Tips for empowering people at any level of an organization so they don't succumb to a fraud scheme
With great knowledge comes greater responsibility.
As a lecturer on accounting ethics, this is an underlying message I impart on all my students at the Graduate School of Management. Unfortunately, as scandal after scandal has shown us, an ethical mindset is becoming increasingly important in the accounting world.
Students at the UC Davis Graduate School of Management have the honor of attending one of the best regarded Master of Professional Accountancy programs in the nation. With that honor also comes high expectations for when they graduate and enter the business world, government service, professional service firms or other opportunities.
The Soft Side of Accounting
When it comes to becoming a CPA, you may not expect to address “soft issues” such as professional judgment, conflicts of interest or maintaining your integrity.
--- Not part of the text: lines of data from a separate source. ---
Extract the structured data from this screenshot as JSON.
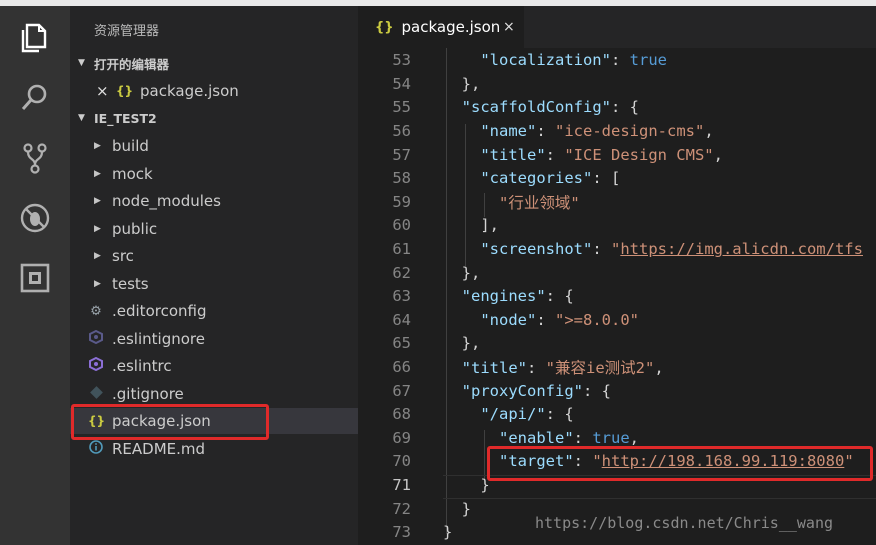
{
  "sidebar": {
    "title": "资源管理器",
    "open_editors_header": "打开的编辑器",
    "open_editors": [
      {
        "name": "package.json",
        "icon": "json-braces-icon"
      }
    ],
    "project_header": "IE_TEST2",
    "folders": [
      "build",
      "mock",
      "node_modules",
      "public",
      "src",
      "tests"
    ],
    "files": [
      {
        "name": ".editorconfig",
        "icon": "gear-icon"
      },
      {
        "name": ".eslintignore",
        "icon": "eslint-icon"
      },
      {
        "name": ".eslintrc",
        "icon": "eslint-icon"
      },
      {
        "name": ".gitignore",
        "icon": "git-icon"
      },
      {
        "name": "package.json",
        "icon": "json-braces-icon"
      },
      {
        "name": "README.md",
        "icon": "info-icon"
      }
    ],
    "icons": {
      "json_braces": "{}",
      "close": "×"
    }
  },
  "tab": {
    "label": "package.json",
    "icon": "{}",
    "close": "×"
  },
  "editor": {
    "lines": [
      {
        "n": "53",
        "tokens": [
          [
            "p",
            "    "
          ],
          [
            "k",
            "\"localization\""
          ],
          [
            "p",
            ": "
          ],
          [
            "b",
            "true"
          ]
        ]
      },
      {
        "n": "54",
        "tokens": [
          [
            "p",
            "  },"
          ]
        ]
      },
      {
        "n": "55",
        "tokens": [
          [
            "p",
            "  "
          ],
          [
            "k",
            "\"scaffoldConfig\""
          ],
          [
            "p",
            ": {"
          ]
        ]
      },
      {
        "n": "56",
        "tokens": [
          [
            "p",
            "    "
          ],
          [
            "k",
            "\"name\""
          ],
          [
            "p",
            ": "
          ],
          [
            "s",
            "\"ice-design-cms\""
          ],
          [
            "p",
            ","
          ]
        ]
      },
      {
        "n": "57",
        "tokens": [
          [
            "p",
            "    "
          ],
          [
            "k",
            "\"title\""
          ],
          [
            "p",
            ": "
          ],
          [
            "s",
            "\"ICE Design CMS\""
          ],
          [
            "p",
            ","
          ]
        ]
      },
      {
        "n": "58",
        "tokens": [
          [
            "p",
            "    "
          ],
          [
            "k",
            "\"categories\""
          ],
          [
            "p",
            ": ["
          ]
        ]
      },
      {
        "n": "59",
        "tokens": [
          [
            "p",
            "      "
          ],
          [
            "s",
            "\"行业领域\""
          ]
        ]
      },
      {
        "n": "60",
        "tokens": [
          [
            "p",
            "    ],"
          ]
        ]
      },
      {
        "n": "61",
        "tokens": [
          [
            "p",
            "    "
          ],
          [
            "k",
            "\"screenshot\""
          ],
          [
            "p",
            ": "
          ],
          [
            "s",
            "\""
          ],
          [
            "su",
            "https://img.alicdn.com/tfs"
          ]
        ]
      },
      {
        "n": "62",
        "tokens": [
          [
            "p",
            "  },"
          ]
        ]
      },
      {
        "n": "63",
        "tokens": [
          [
            "p",
            "  "
          ],
          [
            "k",
            "\"engines\""
          ],
          [
            "p",
            ": {"
          ]
        ]
      },
      {
        "n": "64",
        "tokens": [
          [
            "p",
            "    "
          ],
          [
            "k",
            "\"node\""
          ],
          [
            "p",
            ": "
          ],
          [
            "s",
            "\">=8.0.0\""
          ]
        ]
      },
      {
        "n": "65",
        "tokens": [
          [
            "p",
            "  },"
          ]
        ]
      },
      {
        "n": "66",
        "tokens": [
          [
            "p",
            "  "
          ],
          [
            "k",
            "\"title\""
          ],
          [
            "p",
            ": "
          ],
          [
            "s",
            "\"兼容ie测试2\""
          ],
          [
            "p",
            ","
          ]
        ]
      },
      {
        "n": "67",
        "tokens": [
          [
            "p",
            "  "
          ],
          [
            "k",
            "\"proxyConfig\""
          ],
          [
            "p",
            ": {"
          ]
        ]
      },
      {
        "n": "68",
        "tokens": [
          [
            "p",
            "    "
          ],
          [
            "k",
            "\"/api/\""
          ],
          [
            "p",
            ": {"
          ]
        ]
      },
      {
        "n": "69",
        "tokens": [
          [
            "p",
            "      "
          ],
          [
            "k",
            "\"enable\""
          ],
          [
            "p",
            ": "
          ],
          [
            "b",
            "true"
          ],
          [
            "p",
            ","
          ]
        ]
      },
      {
        "n": "70",
        "tokens": [
          [
            "p",
            "      "
          ],
          [
            "k",
            "\"target\""
          ],
          [
            "p",
            ": "
          ],
          [
            "s",
            "\""
          ],
          [
            "su",
            "http://198.168.99.119:8080"
          ],
          [
            "s",
            "\""
          ]
        ]
      },
      {
        "n": "71",
        "tokens": [
          [
            "p",
            "    }"
          ]
        ]
      },
      {
        "n": "72",
        "tokens": [
          [
            "p",
            "  }"
          ]
        ]
      },
      {
        "n": "73",
        "tokens": [
          [
            "p",
            "}"
          ]
        ]
      }
    ],
    "active_line": "71"
  },
  "watermark": "https://blog.csdn.net/Chris__wang",
  "colors": {
    "highlight": "#e02a2a",
    "json_icon": "#cbcb41",
    "key": "#9cdcfe",
    "string": "#ce9178",
    "bool": "#569cd6"
  }
}
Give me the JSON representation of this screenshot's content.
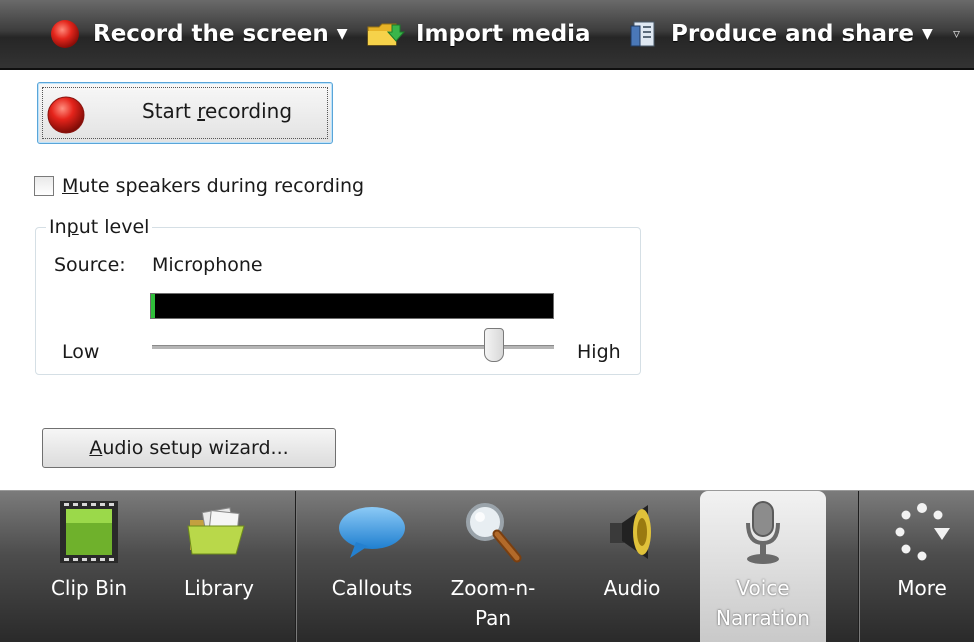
{
  "toolbar": {
    "record": {
      "label": "Record the screen",
      "icon": "record-icon"
    },
    "import": {
      "label": "Import media",
      "icon": "folder-import-icon"
    },
    "produce": {
      "label": "Produce and share",
      "icon": "produce-icon"
    },
    "dropdown_caret": "▼",
    "overflow_glyph": "▿"
  },
  "recording": {
    "start_prefix": "Start ",
    "start_accel": "r",
    "start_suffix": "ecording",
    "mute_accel": "M",
    "mute_rest": "ute speakers during recording",
    "mute_checked": false
  },
  "input_level": {
    "legend_pre": "In",
    "legend_accel": "p",
    "legend_post": "ut level",
    "source_label": "Source:",
    "source_value": "Microphone",
    "meter_level": 0.01,
    "slider_low": "Low",
    "slider_high": "High",
    "slider_value": 0.85
  },
  "wizard": {
    "accel": "A",
    "rest": "udio setup wizard..."
  },
  "tabs": [
    {
      "label": "Clip Bin",
      "icon": "film-strip-icon",
      "active": false
    },
    {
      "label": "Library",
      "icon": "folder-icon",
      "active": false
    },
    {
      "label": "Callouts",
      "icon": "speech-bubble-icon",
      "active": false
    },
    {
      "label": "Zoom-n-\nPan",
      "icon": "magnifier-icon",
      "active": false
    },
    {
      "label": "Audio",
      "icon": "speaker-icon",
      "active": false
    },
    {
      "label": "Voice\nNarration",
      "icon": "microphone-icon",
      "active": true
    },
    {
      "label": "More",
      "icon": "more-icon",
      "active": false
    }
  ],
  "colors": {
    "record_red": "#d8231c",
    "meter_green": "#2fbf3a",
    "folder_yellow": "#f2c230",
    "callout_blue": "#2f8fd8"
  }
}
The “soft issues” extend beyond learning ethical standards to include listening carefully what people are telling you, practicing interviewing skills, and, finally, developing a sixth sense to the work you undertake.
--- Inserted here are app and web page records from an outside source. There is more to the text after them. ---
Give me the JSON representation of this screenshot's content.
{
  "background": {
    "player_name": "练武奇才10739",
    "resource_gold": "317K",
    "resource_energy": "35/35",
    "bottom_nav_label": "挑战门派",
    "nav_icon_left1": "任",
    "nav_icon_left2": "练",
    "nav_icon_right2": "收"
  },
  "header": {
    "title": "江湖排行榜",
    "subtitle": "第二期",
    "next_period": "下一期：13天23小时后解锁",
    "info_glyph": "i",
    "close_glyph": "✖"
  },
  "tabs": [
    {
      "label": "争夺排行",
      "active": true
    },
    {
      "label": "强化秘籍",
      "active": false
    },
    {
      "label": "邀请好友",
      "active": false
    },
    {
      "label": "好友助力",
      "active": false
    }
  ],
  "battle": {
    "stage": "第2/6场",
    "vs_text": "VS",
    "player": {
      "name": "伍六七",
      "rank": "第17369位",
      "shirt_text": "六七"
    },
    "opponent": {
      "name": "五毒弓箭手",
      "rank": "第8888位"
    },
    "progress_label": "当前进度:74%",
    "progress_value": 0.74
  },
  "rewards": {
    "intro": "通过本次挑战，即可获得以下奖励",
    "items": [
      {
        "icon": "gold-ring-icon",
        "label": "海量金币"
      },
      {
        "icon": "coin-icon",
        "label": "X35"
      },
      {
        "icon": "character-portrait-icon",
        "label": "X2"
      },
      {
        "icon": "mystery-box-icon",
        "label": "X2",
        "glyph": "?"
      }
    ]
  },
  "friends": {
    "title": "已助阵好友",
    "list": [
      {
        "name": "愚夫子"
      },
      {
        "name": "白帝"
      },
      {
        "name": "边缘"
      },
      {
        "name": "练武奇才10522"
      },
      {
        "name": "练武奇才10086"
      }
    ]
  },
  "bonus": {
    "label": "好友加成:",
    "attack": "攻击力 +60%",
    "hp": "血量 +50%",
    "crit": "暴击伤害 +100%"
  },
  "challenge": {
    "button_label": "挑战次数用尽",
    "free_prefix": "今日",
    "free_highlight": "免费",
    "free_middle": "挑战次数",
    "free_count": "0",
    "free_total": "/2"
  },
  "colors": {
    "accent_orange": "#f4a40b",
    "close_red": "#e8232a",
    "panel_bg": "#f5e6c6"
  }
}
When you transition from an educational environment to a new role, new graduates are faced with a myriad of new problems and concepts and there will also be an expectation that they will adhere to high ethical standards.
During my career in forensic accounting, I participated in more than 100 legal trials and cases where the stakes were high. I learned lessons from observing the “good” guys and the “bad” guys. That is why I have structured my courses at UC Davis in a way that students not only know the subject material, but also are prepared to make those tough decisions when the time comes, as it inevitably will—trust me.
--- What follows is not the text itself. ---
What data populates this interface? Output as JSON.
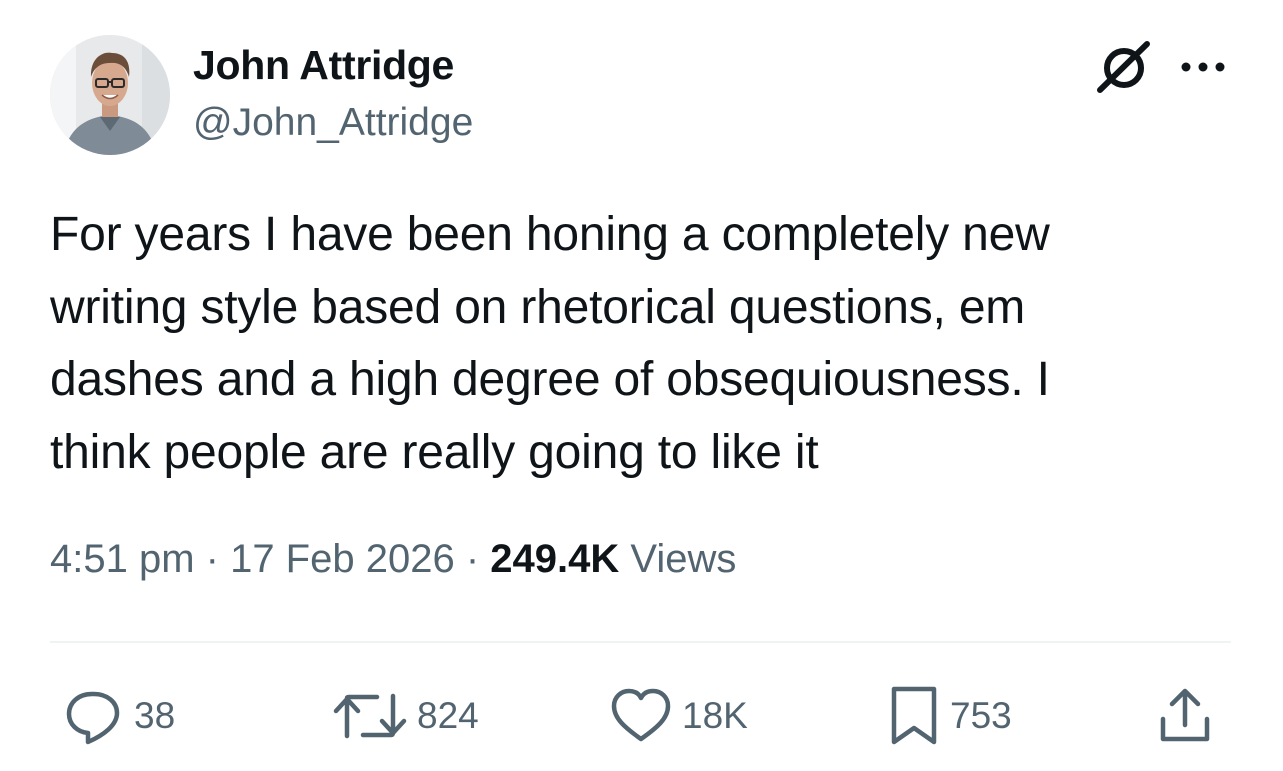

Many people are familiar with Bernie Madoff’s $17-billion Ponzi scheme collapse in 2008, but there are many other lesser-known Ponzi schemes that you may not have heard of such as Petters ($3.6 billion), Rothstein ($1.2 billion) and DC Solar ($1.2 billion). Those are accompanied by the recent Theranos collapse, several price-fixing and bid-rigging investigations, and many internal and external investigations involving claims of wrongful conduct.
Each one of those schemes involved several persons, both on the inside and the outside of the organization, including professionals—just like you will become—who found themselves involved in inappropriate conduct.
I have a bias. I have spent 40 years as a forensic accountant investigating criminal and civil frauds and other claims of wrongful conduct. When I meet with witnesses, other than narcissists and sociopaths, there is a common theme to common their comments. They often tell me “as I look back at everything I did, it is evident that I compromised my ethics, and I should have known better.” There is a fine line between doing something wrong and a fraud. The saying “Faking it until you make it” does not work.
5 Tips to Protect Yourself from a Fraud Scheme
I want to impress upon everyone, including people who are just starting their career, that there are steps you can take to protect your reputation in your career, even when a fraud scheme may be afoot.
1. Don’t blindly trust conventional wisdom.
What may seem to be true, may not be, as you may be a victim of cognitive dissonance—a conflict that occurs when our beliefs or assumptions are contradicted by new information, i.e., you see what you want or expect to see. Challenge that assumption.
2. Challenge what you think you see
You may see evidence of what you want to expect to see that may not be true as you may be the victim of confirmation bias—new information confirms your previously existing beliefs. New information simply supports your initial assessment or the conventional wisdom that me incorrect. Challenge that assumption.
3. You cannot be heard unless you speak up
In your initial position, you may be the most junior member on the team and reluctant to speak up. As a member of a team, you may be the only person who sees things “on the ground”, interviews key persons, inspects materials, or examines evidence that no one else on the team may experience. Even though you may be new to the team, you may have accumulated more knowledge than the others. Speak up and be heard.
4. You are the company you keep
You will hear and learn about a corporate culture or the “tone at the top” that sounds great and reads well. If you ever have time, read the Enron Code of Conduct. There was a wide gap between what was published and what was practiced. If there is improper conduct at a company, you will always be tainted with your role there. If necessary, leave any company that does not practice what they profess to be an appropriate culture.
5. Questions to ask yourself
Some of the ultimate questions you must ask yourself if you get into an “awkward” situation are:
- Did I have the moral courage to make the right decision to protect my reputation and my integrity
- How would my conduct look like if it were on the next media or blog headline—or viral meme?
- What would those who I respect tell me to do in a similar situation?
The above are simple rules and simple questions and there are more that could be included. Those rules and questions are intended to reinforce the defense of your reputation and your integrity as you move from a new graduate to your new role in society.
The UC Davis program goes beyond teaching the technical aspects of business and accounting. My intent is to bring the world I saw while working as a forensic accountant into the classroom to help students develop the skills to become professionals with a high standard of ethics, and to avoid mistakes that can potentially ruin their careers and damage to any number of people or clients.